Bubble-wrapped by a voice on the line
The calm and reassuring presence of a police communicator didn’t just help Georgia Harris through the terrible moments after she found her father had killed himself. It also led her to follow his voice to a new future.
In October 2018, 23-year-old Georgia made the awful discovery that her dad, after a long and very hard battle with depression, had taken his life at their family home.
Other family were out in the back paddock of their lifestyle block and she needed to make the decisions. She called 111, and got Peter Keenan.
“He was so calm,” she says when asked what it was about his response which made such an impression. “He kept me on the line until Police and ambulance arrived, talked me through what was happening, and kept reassuring me.
“He made me feel bubble-wrapped.”
It was only 10 minutes until Police and Fire and Emergency arrived, but Peter’s voice on the end of the phone while she was waiting made a huge difference - not only then but to her life, Georgia says.
Thoughts of working in such a role herself turned into determination to do so when she got the recording of the call. She has listened to it many times since.
She started training at the Northern Communication Centre in Auckland in October last year, one day before the first anniversary of her dad’s death, and has now qualified as a Crime Reporting Line calltaker.
The timing was a “bit crazy”, she says, but it helped to be doing something and overall “I couldn’t be happier.”
“I feel really honoured and privileged to be working alongside Peter and so many other incredible co-workers," she says.
“It has been the icing on the cake after a really awful year.”
Georgia Harris on qualification day with CRL supervisor Inspector Lance Gardiner.
Peter says both his training and experience with similar calls during his seven years on the job helped when Georgia’s call came in.
So does his soft Irish accent – he says many New Zealanders have Irish or Scots ancestry and something about the lilt helps convey empathy.
“One of the things I remember about the training was being told to imagine that the caller was a member of your own family – would you be happy with the service if so? That has always resonated for me."
He also mentions the support and feedback from colleagues, who can’t help but overhear some interactions, as helping with the most challenging cases.
He distinctly remembers Georgia’s call, and is full of praise for the positivity and empathy with which she has dealt with it - and brings to her new role.

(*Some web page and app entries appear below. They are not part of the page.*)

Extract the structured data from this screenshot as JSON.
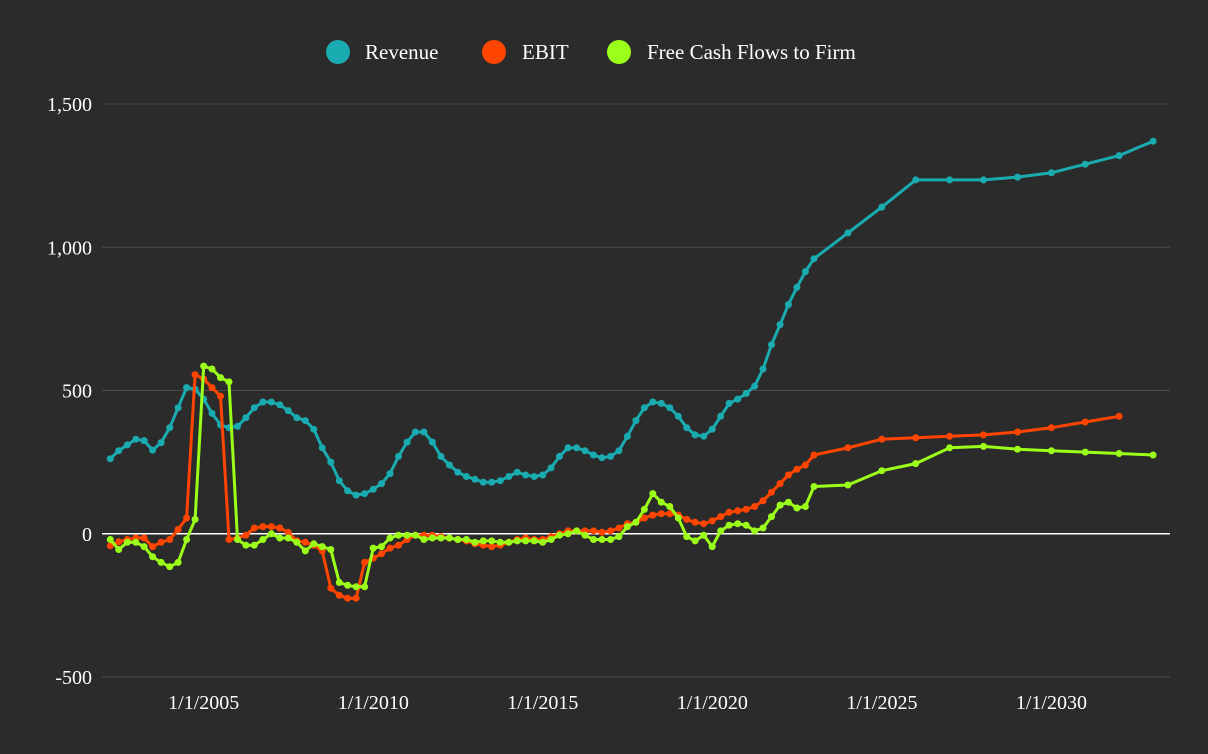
{
  "colors": {
    "background": "#2b2b2b",
    "grid": "#4a4a4a",
    "zero_line": "#ffffff",
    "text": "#ffffff"
  },
  "chart_data": {
    "type": "line",
    "title": "",
    "xlabel": "",
    "ylabel": "",
    "x_axis_type": "date",
    "xlim": [
      "2002-01-01",
      "2033-07-01"
    ],
    "ylim": [
      -500,
      1500
    ],
    "y_ticks": [
      -500,
      0,
      500,
      1000,
      1500
    ],
    "y_tick_labels": [
      "-500",
      "0",
      "500",
      "1,000",
      "1,500"
    ],
    "x_ticks": [
      "2005-01-01",
      "2010-01-01",
      "2015-01-01",
      "2020-01-01",
      "2025-01-01",
      "2030-01-01"
    ],
    "x_tick_labels": [
      "1/1/2005",
      "1/1/2010",
      "1/1/2015",
      "1/1/2020",
      "1/1/2025",
      "1/1/2030"
    ],
    "grid": true,
    "legend_position": "top-center",
    "x": [
      "2002-03-31",
      "2002-06-30",
      "2002-09-30",
      "2002-12-31",
      "2003-03-31",
      "2003-06-30",
      "2003-09-30",
      "2003-12-31",
      "2004-03-31",
      "2004-06-30",
      "2004-09-30",
      "2004-12-31",
      "2005-03-31",
      "2005-06-30",
      "2005-09-30",
      "2005-12-31",
      "2006-03-31",
      "2006-06-30",
      "2006-09-30",
      "2006-12-31",
      "2007-03-31",
      "2007-06-30",
      "2007-09-30",
      "2007-12-31",
      "2008-03-31",
      "2008-06-30",
      "2008-09-30",
      "2008-12-31",
      "2009-03-31",
      "2009-06-30",
      "2009-09-30",
      "2009-12-31",
      "2010-03-31",
      "2010-06-30",
      "2010-09-30",
      "2010-12-31",
      "2011-03-31",
      "2011-06-30",
      "2011-09-30",
      "2011-12-31",
      "2012-03-31",
      "2012-06-30",
      "2012-09-30",
      "2012-12-31",
      "2013-03-31",
      "2013-06-30",
      "2013-09-30",
      "2013-12-31",
      "2014-03-31",
      "2014-06-30",
      "2014-09-30",
      "2014-12-31",
      "2015-03-31",
      "2015-06-30",
      "2015-09-30",
      "2015-12-31",
      "2016-03-31",
      "2016-06-30",
      "2016-09-30",
      "2016-12-31",
      "2017-03-31",
      "2017-06-30",
      "2017-09-30",
      "2017-12-31",
      "2018-03-31",
      "2018-06-30",
      "2018-09-30",
      "2018-12-31",
      "2019-03-31",
      "2019-06-30",
      "2019-09-30",
      "2019-12-31",
      "2020-03-31",
      "2020-06-30",
      "2020-09-30",
      "2020-12-31",
      "2021-03-31",
      "2021-06-30",
      "2021-09-30",
      "2021-12-31",
      "2022-03-31",
      "2022-06-30",
      "2022-09-30",
      "2022-12-31",
      "2023-12-31",
      "2024-12-31",
      "2025-12-31",
      "2026-12-31",
      "2027-12-31",
      "2028-12-31",
      "2029-12-31",
      "2030-12-31",
      "2031-12-31",
      "2032-12-31",
      "2033-12-31"
    ],
    "series": [
      {
        "name": "Revenue",
        "color": "#1aabb0",
        "values": [
          262,
          290,
          310,
          330,
          325,
          292,
          318,
          370,
          440,
          510,
          505,
          470,
          420,
          380,
          370,
          375,
          405,
          440,
          460,
          460,
          450,
          430,
          405,
          395,
          365,
          300,
          250,
          185,
          150,
          135,
          140,
          155,
          175,
          210,
          270,
          320,
          355,
          355,
          320,
          270,
          240,
          215,
          200,
          190,
          180,
          180,
          185,
          200,
          215,
          205,
          200,
          205,
          230,
          270,
          300,
          300,
          290,
          275,
          265,
          270,
          290,
          340,
          395,
          440,
          460,
          455,
          440,
          410,
          370,
          345,
          340,
          365,
          410,
          455,
          470,
          490,
          515,
          575,
          660,
          730,
          800,
          860,
          915,
          960,
          1050,
          1140,
          1235,
          1235,
          1235,
          1245,
          1260,
          1290,
          1320,
          1370
        ]
      },
      {
        "name": "EBIT",
        "color": "#ff4500",
        "values": [
          -42,
          -28,
          -20,
          -15,
          -15,
          -45,
          -30,
          -20,
          15,
          55,
          555,
          540,
          510,
          480,
          -20,
          -15,
          -5,
          20,
          25,
          25,
          20,
          5,
          -25,
          -30,
          -40,
          -60,
          -190,
          -215,
          -225,
          -225,
          -100,
          -85,
          -70,
          -50,
          -40,
          -20,
          -5,
          -5,
          -5,
          -10,
          -15,
          -20,
          -25,
          -35,
          -40,
          -45,
          -40,
          -30,
          -20,
          -15,
          -20,
          -20,
          -10,
          0,
          10,
          10,
          10,
          10,
          5,
          10,
          20,
          35,
          40,
          55,
          65,
          70,
          70,
          65,
          50,
          40,
          35,
          45,
          60,
          75,
          80,
          85,
          95,
          115,
          145,
          175,
          205,
          225,
          240,
          275,
          300,
          330,
          335,
          340,
          345,
          355,
          370,
          390,
          410
        ]
      },
      {
        "name": "Free Cash Flows to Firm",
        "color": "#9cff1a",
        "values": [
          -20,
          -55,
          -30,
          -30,
          -45,
          -80,
          -100,
          -115,
          -100,
          -20,
          50,
          585,
          575,
          545,
          530,
          -20,
          -40,
          -40,
          -20,
          0,
          -15,
          -15,
          -30,
          -60,
          -35,
          -45,
          -55,
          -170,
          -180,
          -185,
          -185,
          -50,
          -45,
          -15,
          -5,
          -5,
          -5,
          -20,
          -15,
          -15,
          -15,
          -20,
          -20,
          -30,
          -25,
          -25,
          -30,
          -30,
          -25,
          -25,
          -25,
          -30,
          -20,
          -5,
          0,
          10,
          -5,
          -20,
          -20,
          -20,
          -10,
          25,
          40,
          85,
          140,
          110,
          95,
          55,
          -10,
          -25,
          -5,
          -45,
          10,
          30,
          35,
          30,
          10,
          20,
          60,
          100,
          110,
          90,
          95,
          165,
          170,
          220,
          245,
          300,
          305,
          295,
          290,
          285,
          280,
          275
        ]
      }
    ]
  }
}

He’s also delighted to be working with her – so often call takers don’t have any follow-up so it was lovely to speak to her again, he says.
“I think she’s quite special.”
And he’s not surprised to learn that Georgia is already planning her next step.
She’s started the application process for a constabulary role.